More up-to-date thinking has given us much improved facilities on the aircraft, and Crew Resource Management (CRM). At the very least, CRM is intended to ensure that the Pilot receives information and advice from not only the other crewmembers, but also from external sources such as ATC and FSS. A fundamental element will also be that wherever possible, adherence to SOPs will enhance safety.
CRM may also incorporate delegating the aircraft handling functions under many circumstances, as well as utilizing as much as possible of the aircraft avionics. However, this will often result in a conflict, because the SOPs say that handling should be done by the Pilot in Charge, but good CRM indicates it should be delegated to the other pilot as a lower priority task. A question which is often lacking in some CRM courses however is how to determine when the situation has become serious enough to warrant this delegation, i.e. when to abandon the basic SOP allocation of duties because it does not give the pilot-in- charge the opportunity to resolve the bigger problems. At the same time of course the CRM training emphasizes the need to stick to SOPs.
In many of the events used as examples for CRM training, a fairly dramatic event is used to illustrate the benefits of what is being advocated. However, in many real world accident and incident scenarios, it is evident that a gradual breakdown of ability to see the overall picture has occurred as successive minor events pile up. This frequently overwhelms the pilot s ability to determine that a break point has been reached where this transfer (and departure from the basic SOP) has really become essential.
To protect against this situation it would be necessary to have the delegation achieved before the degradation sequence starts, and the inevitable deterioration of judgement under pressure occurs. In fact, this is eminently logical if delegation provides a better way of managing situations which have become hazardous. Isn t it equally a better way of managing situations before they become hazardous? Incorporate it into the SOP, and there is no requirement to deviate from the SOP to achieve good CRM.

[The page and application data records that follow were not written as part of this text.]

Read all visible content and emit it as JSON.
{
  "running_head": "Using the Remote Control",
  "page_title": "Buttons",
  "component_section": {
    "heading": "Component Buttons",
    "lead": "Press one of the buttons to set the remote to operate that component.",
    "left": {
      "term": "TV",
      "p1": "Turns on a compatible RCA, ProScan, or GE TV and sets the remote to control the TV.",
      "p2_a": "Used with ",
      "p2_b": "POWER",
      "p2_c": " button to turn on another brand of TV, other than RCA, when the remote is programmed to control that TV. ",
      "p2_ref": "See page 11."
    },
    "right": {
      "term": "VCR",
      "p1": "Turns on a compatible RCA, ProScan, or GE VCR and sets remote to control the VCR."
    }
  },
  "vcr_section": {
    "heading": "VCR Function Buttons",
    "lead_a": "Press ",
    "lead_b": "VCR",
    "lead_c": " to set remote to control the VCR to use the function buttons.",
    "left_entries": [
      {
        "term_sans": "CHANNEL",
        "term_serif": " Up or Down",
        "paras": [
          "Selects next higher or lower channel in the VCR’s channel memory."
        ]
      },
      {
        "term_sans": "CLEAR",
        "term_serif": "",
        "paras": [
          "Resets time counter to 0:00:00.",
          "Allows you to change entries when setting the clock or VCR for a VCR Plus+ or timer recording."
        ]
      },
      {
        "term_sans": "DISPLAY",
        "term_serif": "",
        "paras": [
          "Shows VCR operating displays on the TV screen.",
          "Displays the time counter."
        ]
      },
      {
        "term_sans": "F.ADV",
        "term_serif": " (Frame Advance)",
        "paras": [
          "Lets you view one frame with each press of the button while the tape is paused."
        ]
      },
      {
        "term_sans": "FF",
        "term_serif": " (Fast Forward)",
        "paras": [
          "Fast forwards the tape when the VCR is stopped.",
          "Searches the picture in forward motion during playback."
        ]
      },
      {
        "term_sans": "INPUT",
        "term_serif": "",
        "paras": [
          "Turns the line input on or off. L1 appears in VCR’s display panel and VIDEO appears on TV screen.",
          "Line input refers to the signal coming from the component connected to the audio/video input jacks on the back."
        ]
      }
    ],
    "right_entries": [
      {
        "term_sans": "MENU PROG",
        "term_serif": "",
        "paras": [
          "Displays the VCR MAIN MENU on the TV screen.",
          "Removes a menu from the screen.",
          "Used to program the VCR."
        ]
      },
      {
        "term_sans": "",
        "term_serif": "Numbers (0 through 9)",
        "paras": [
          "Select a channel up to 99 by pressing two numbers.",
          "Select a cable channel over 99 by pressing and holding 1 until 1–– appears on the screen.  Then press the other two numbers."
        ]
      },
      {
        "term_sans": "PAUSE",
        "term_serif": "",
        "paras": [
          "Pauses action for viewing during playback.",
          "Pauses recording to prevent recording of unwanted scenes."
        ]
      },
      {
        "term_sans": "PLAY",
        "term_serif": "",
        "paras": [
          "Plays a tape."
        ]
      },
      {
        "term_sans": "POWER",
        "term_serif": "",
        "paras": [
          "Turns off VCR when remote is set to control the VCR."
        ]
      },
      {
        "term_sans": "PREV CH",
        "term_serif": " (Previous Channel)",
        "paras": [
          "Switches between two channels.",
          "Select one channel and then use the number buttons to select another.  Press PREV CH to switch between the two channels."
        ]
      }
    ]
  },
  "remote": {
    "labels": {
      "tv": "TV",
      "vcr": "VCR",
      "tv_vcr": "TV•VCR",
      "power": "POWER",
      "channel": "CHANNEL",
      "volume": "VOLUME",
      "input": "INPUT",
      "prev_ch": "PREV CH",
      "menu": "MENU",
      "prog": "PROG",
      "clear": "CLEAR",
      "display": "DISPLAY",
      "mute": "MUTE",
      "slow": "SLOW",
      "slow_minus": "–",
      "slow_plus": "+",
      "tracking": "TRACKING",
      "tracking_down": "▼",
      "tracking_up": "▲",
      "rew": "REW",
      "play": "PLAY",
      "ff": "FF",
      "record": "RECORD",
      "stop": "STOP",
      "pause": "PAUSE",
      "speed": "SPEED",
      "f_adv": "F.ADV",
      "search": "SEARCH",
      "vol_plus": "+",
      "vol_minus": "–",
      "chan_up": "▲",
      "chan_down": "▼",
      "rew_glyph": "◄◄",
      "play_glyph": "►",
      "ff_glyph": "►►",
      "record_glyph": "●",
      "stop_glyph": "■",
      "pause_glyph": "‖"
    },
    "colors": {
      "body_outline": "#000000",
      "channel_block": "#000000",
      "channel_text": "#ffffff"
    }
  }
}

So in the standard modern two-person flight deck default SOPs, the Pilot, (usually in the left seat) handles the aircraft, receives inputs from ATC, from the company, and from the systems, and functions as the overall commander. The Co-pilot (usually in the right seat) handles communication and system operations. The Co-pilot has two basic functions: most of the time, to assist the Pilot in achieving his intentions, but also monitoring, correcting, and if necessary preventing the Pilot doing what he intends – a pretty standard basic airline allocation of duties.
This situation can be analyzed from two different perspectives. One is a mechanistic approach, looking at it from a system design perspective, in terms of crewmembers as components with interconnections and reliability criteria. The second could be called a humanistic approach, with a social interactions perspective, dealing with relationships and perceptions, society and culture. However, both approaches point to same conclusion: basic crew co-ordination SOP concepts must be changed to meet current challenges.